## YOUR ASSIGNMENT
Set the data down exactly as it stands, and keep its pictures out.

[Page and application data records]
* * * * *
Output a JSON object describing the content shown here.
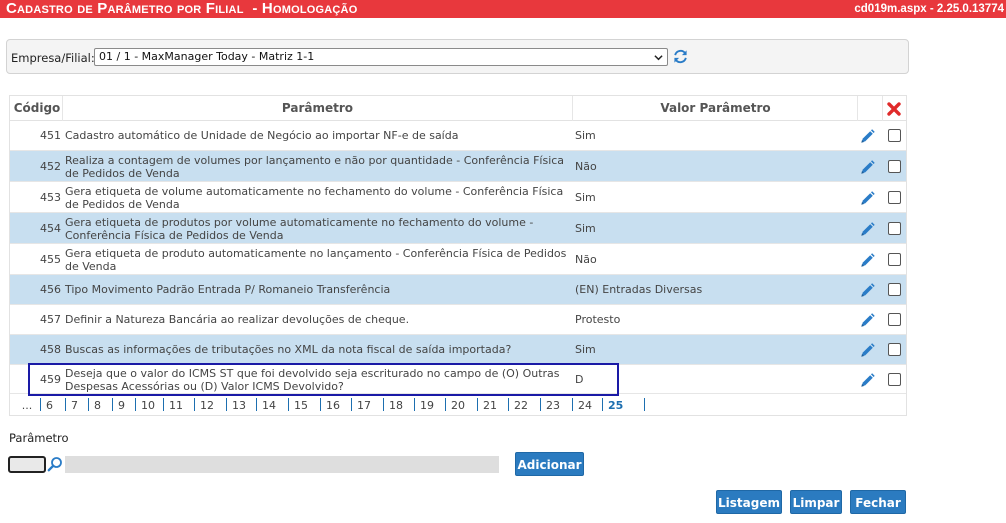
{
  "header": {
    "title": "Cadastro de Parâmetro por Filial  - Homologação",
    "version": "cd019m.aspx - 2.25.0.13774"
  },
  "company_filter": {
    "label": "Empresa/Filial:",
    "selected": "01 / 1 - MaxManager Today - Matriz 1-1"
  },
  "grid": {
    "columns": {
      "code": "Código",
      "parameter": "Parâmetro",
      "value": "Valor Parâmetro"
    },
    "rows": [
      {
        "code": "451",
        "parameter": "Cadastro automático de Unidade de Negócio ao importar NF-e de saída",
        "value": "Sim"
      },
      {
        "code": "452",
        "parameter": "Realiza a contagem de volumes por lançamento e não por quantidade - Conferência Física de Pedidos de Venda",
        "value": "Não"
      },
      {
        "code": "453",
        "parameter": "Gera etiqueta de volume automaticamente no fechamento do volume - Conferência Física de Pedidos de Venda",
        "value": "Sim"
      },
      {
        "code": "454",
        "parameter": "Gera etiqueta de produtos por volume automaticamente no fechamento do volume - Conferência Física de Pedidos de Venda",
        "value": "Sim"
      },
      {
        "code": "455",
        "parameter": "Gera etiqueta de produto automaticamente no lançamento - Conferência Física de Pedidos de Venda",
        "value": "Não"
      },
      {
        "code": "456",
        "parameter": "Tipo Movimento Padrão Entrada P/ Romaneio Transferência",
        "value": "(EN) Entradas Diversas"
      },
      {
        "code": "457",
        "parameter": "Definir a Natureza Bancária ao realizar devoluções de cheque.",
        "value": "Protesto"
      },
      {
        "code": "458",
        "parameter": "Buscas as informações de tributações no XML da nota fiscal de saída importada?",
        "value": "Sim"
      },
      {
        "code": "459",
        "parameter": "Deseja que o valor do ICMS ST que foi devolvido seja escriturado no campo de (O) Outras Despesas Acessórias ou (D) Valor ICMS Devolvido?",
        "value": "D"
      }
    ],
    "pager": {
      "ellipsis": "...",
      "pages": [
        "6",
        "7",
        "8",
        "9",
        "10",
        "11",
        "12",
        "13",
        "14",
        "15",
        "16",
        "17",
        "18",
        "19",
        "20",
        "21",
        "22",
        "23",
        "24",
        "25"
      ],
      "current": "25"
    },
    "icons": {
      "delete_header": "close-icon",
      "edit": "pencil-icon"
    }
  },
  "parameter_form": {
    "label": "Parâmetro",
    "code_value": "",
    "description_value": ""
  },
  "buttons": {
    "add": "Adicionar",
    "list": "Listagem",
    "clear": "Limpar",
    "close": "Fechar"
  },
  "colors": {
    "title_bar": "#e8383d",
    "alt_row": "#c8dff0",
    "button": "#2b7bc0",
    "selection_border": "#1a1aa6"
  }
}
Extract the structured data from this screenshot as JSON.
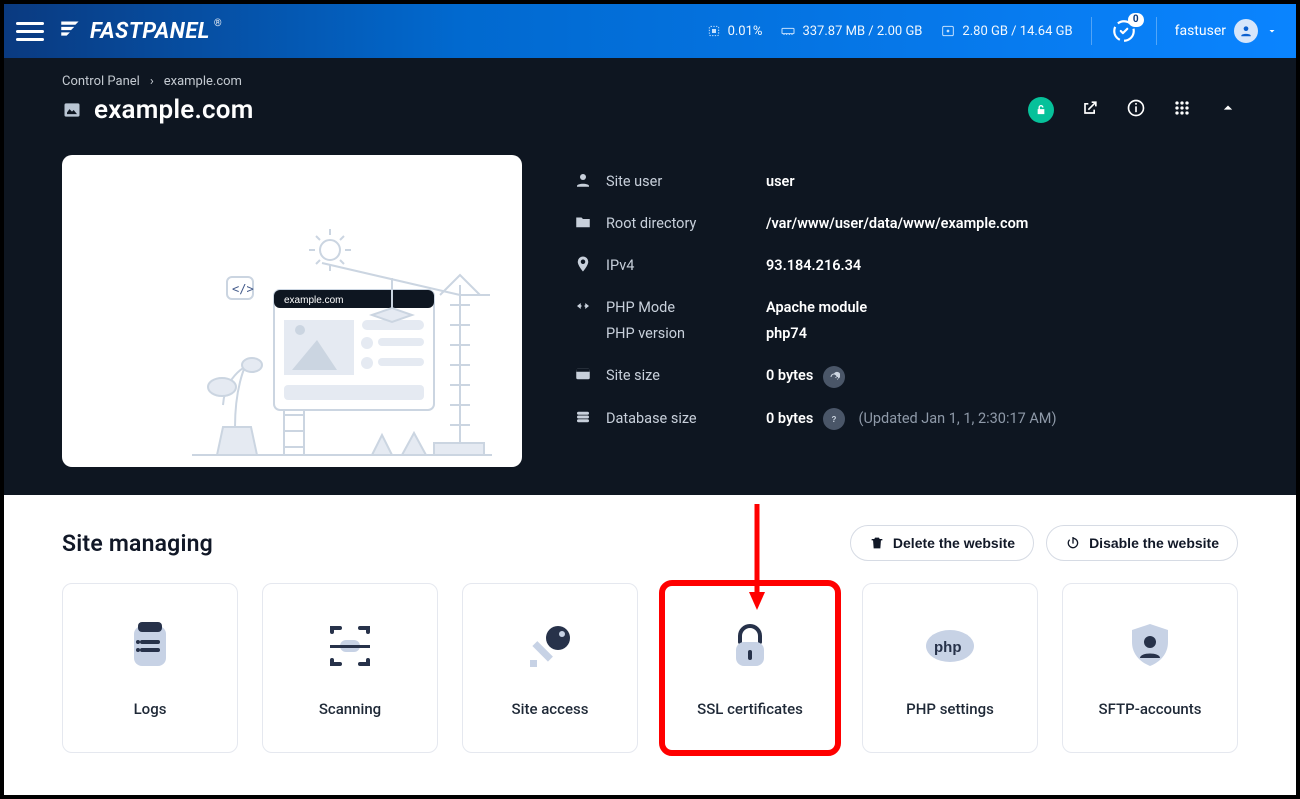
{
  "header": {
    "logo_text": "FASTPANEL",
    "cpu": "0.01%",
    "ram": "337.87 MB / 2.00 GB",
    "disk": "2.80 GB / 14.64 GB",
    "notif_count": "0",
    "username": "fastuser"
  },
  "breadcrumb": {
    "root": "Control Panel",
    "current": "example.com"
  },
  "page": {
    "title": "example.com"
  },
  "meta": {
    "site_user_label": "Site user",
    "site_user": "user",
    "root_label": "Root directory",
    "root": "/var/www/user/data/www/example.com",
    "ip_label": "IPv4",
    "ip": "93.184.216.34",
    "php_mode_label": "PHP Mode",
    "php_mode": "Apache module",
    "php_version_label": "PHP version",
    "php_version": "php74",
    "site_size_label": "Site size",
    "site_size": "0 bytes",
    "db_size_label": "Database size",
    "db_size": "0 bytes",
    "db_updated": "(Updated Jan 1, 1, 2:30:17 AM)"
  },
  "thumb": {
    "url_text": "example.com"
  },
  "section": {
    "title": "Site managing",
    "delete": "Delete the website",
    "disable": "Disable the website"
  },
  "cards": {
    "logs": "Logs",
    "scanning": "Scanning",
    "site_access": "Site access",
    "ssl": "SSL certificates",
    "php": "PHP settings",
    "sftp": "SFTP-accounts"
  }
}
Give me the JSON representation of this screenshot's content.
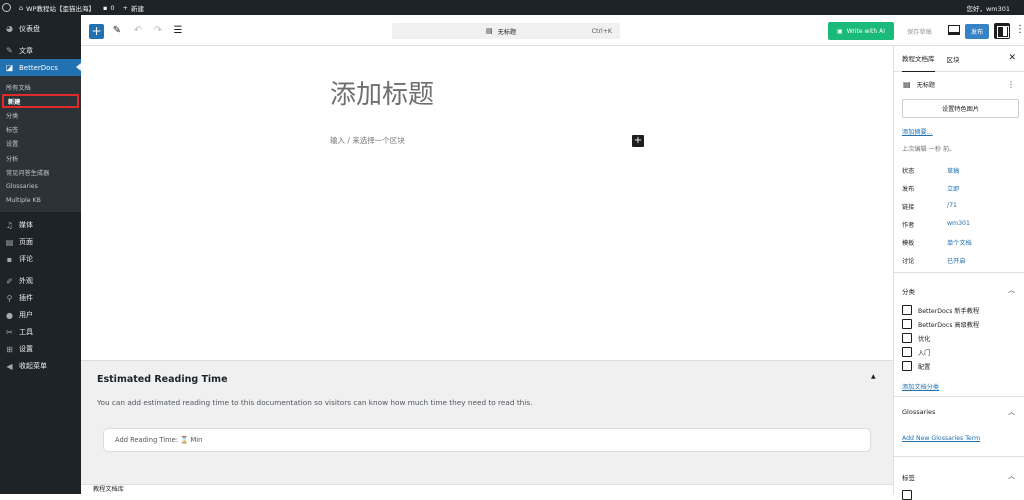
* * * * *
## OUTPUT FOR THIS TASK
Output a JSON object describing the content shown here.
{
  "header": {
    "title": "Cadastro de Parâmetro por Filial  - Homologação",
    "version": "cd019m.aspx - 2.25.0.13774"
  },
  "company_filter": {
    "label": "Empresa/Filial:",
    "selected": "01 / 1 - MaxManager Today - Matriz 1-1"
  },
  "grid": {
    "columns": {
      "code": "Código",
      "parameter": "Parâmetro",
      "value": "Valor Parâmetro"
    },
    "rows": [
      {
        "code": "451",
        "parameter": "Cadastro automático de Unidade de Negócio ao importar NF-e de saída",
        "value": "Sim"
      },
      {
        "code": "452",
        "parameter": "Realiza a contagem de volumes por lançamento e não por quantidade - Conferência Física de Pedidos de Venda",
        "value": "Não"
      },
      {
        "code": "453",
        "parameter": "Gera etiqueta de volume automaticamente no fechamento do volume - Conferência Física de Pedidos de Venda",
        "value": "Sim"
      },
      {
        "code": "454",
        "parameter": "Gera etiqueta de produtos por volume automaticamente no fechamento do volume - Conferência Física de Pedidos de Venda",
        "value": "Sim"
      },
      {
        "code": "455",
        "parameter": "Gera etiqueta de produto automaticamente no lançamento - Conferência Física de Pedidos de Venda",
        "value": "Não"
      },
      {
        "code": "456",
        "parameter": "Tipo Movimento Padrão Entrada P/ Romaneio Transferência",
        "value": "(EN) Entradas Diversas"
      },
      {
        "code": "457",
        "parameter": "Definir a Natureza Bancária ao realizar devoluções de cheque.",
        "value": "Protesto"
      },
      {
        "code": "458",
        "parameter": "Buscas as informações de tributações no XML da nota fiscal de saída importada?",
        "value": "Sim"
      },
      {
        "code": "459",
        "parameter": "Deseja que o valor do ICMS ST que foi devolvido seja escriturado no campo de (O) Outras Despesas Acessórias ou (D) Valor ICMS Devolvido?",
        "value": "D"
      }
    ],
    "pager": {
      "ellipsis": "...",
      "pages": [
        "6",
        "7",
        "8",
        "9",
        "10",
        "11",
        "12",
        "13",
        "14",
        "15",
        "16",
        "17",
        "18",
        "19",
        "20",
        "21",
        "22",
        "23",
        "24",
        "25"
      ],
      "current": "25"
    },
    "icons": {
      "delete_header": "close-icon",
      "edit": "pencil-icon"
    }
  },
  "parameter_form": {
    "label": "Parâmetro",
    "code_value": "",
    "description_value": ""
  },
  "buttons": {
    "add": "Adicionar",
    "list": "Listagem",
    "clear": "Limpar",
    "close": "Fechar"
  },
  "colors": {
    "title_bar": "#e8383d",
    "alt_row": "#c8dff0",
    "button": "#2b7bc0",
    "selection_border": "#1a1aa6"
  }
}
Extract the structured data from this screenshot as JSON.
{
  "header": {
    "logo_text": "FASTPANEL",
    "cpu": "0.01%",
    "ram": "337.87 MB / 2.00 GB",
    "disk": "2.80 GB / 14.64 GB",
    "notif_count": "0",
    "username": "fastuser"
  },
  "breadcrumb": {
    "root": "Control Panel",
    "current": "example.com"
  },
  "page": {
    "title": "example.com"
  },
  "meta": {
    "site_user_label": "Site user",
    "site_user": "user",
    "root_label": "Root directory",
    "root": "/var/www/user/data/www/example.com",
    "ip_label": "IPv4",
    "ip": "93.184.216.34",
    "php_mode_label": "PHP Mode",
    "php_mode": "Apache module",
    "php_version_label": "PHP version",
    "php_version": "php74",
    "site_size_label": "Site size",
    "site_size": "0 bytes",
    "db_size_label": "Database size",
    "db_size": "0 bytes",
    "db_updated": "(Updated Jan 1, 1, 2:30:17 AM)"
  },
  "thumb": {
    "url_text": "example.com"
  },
  "section": {
    "title": "Site managing",
    "delete": "Delete the website",
    "disable": "Disable the website"
  },
  "cards": {
    "logs": "Logs",
    "scanning": "Scanning",
    "site_access": "Site access",
    "ssl": "SSL certificates",
    "php": "PHP settings",
    "sftp": "SFTP-accounts"
  }
}
Give me the JSON representation of this screenshot's content.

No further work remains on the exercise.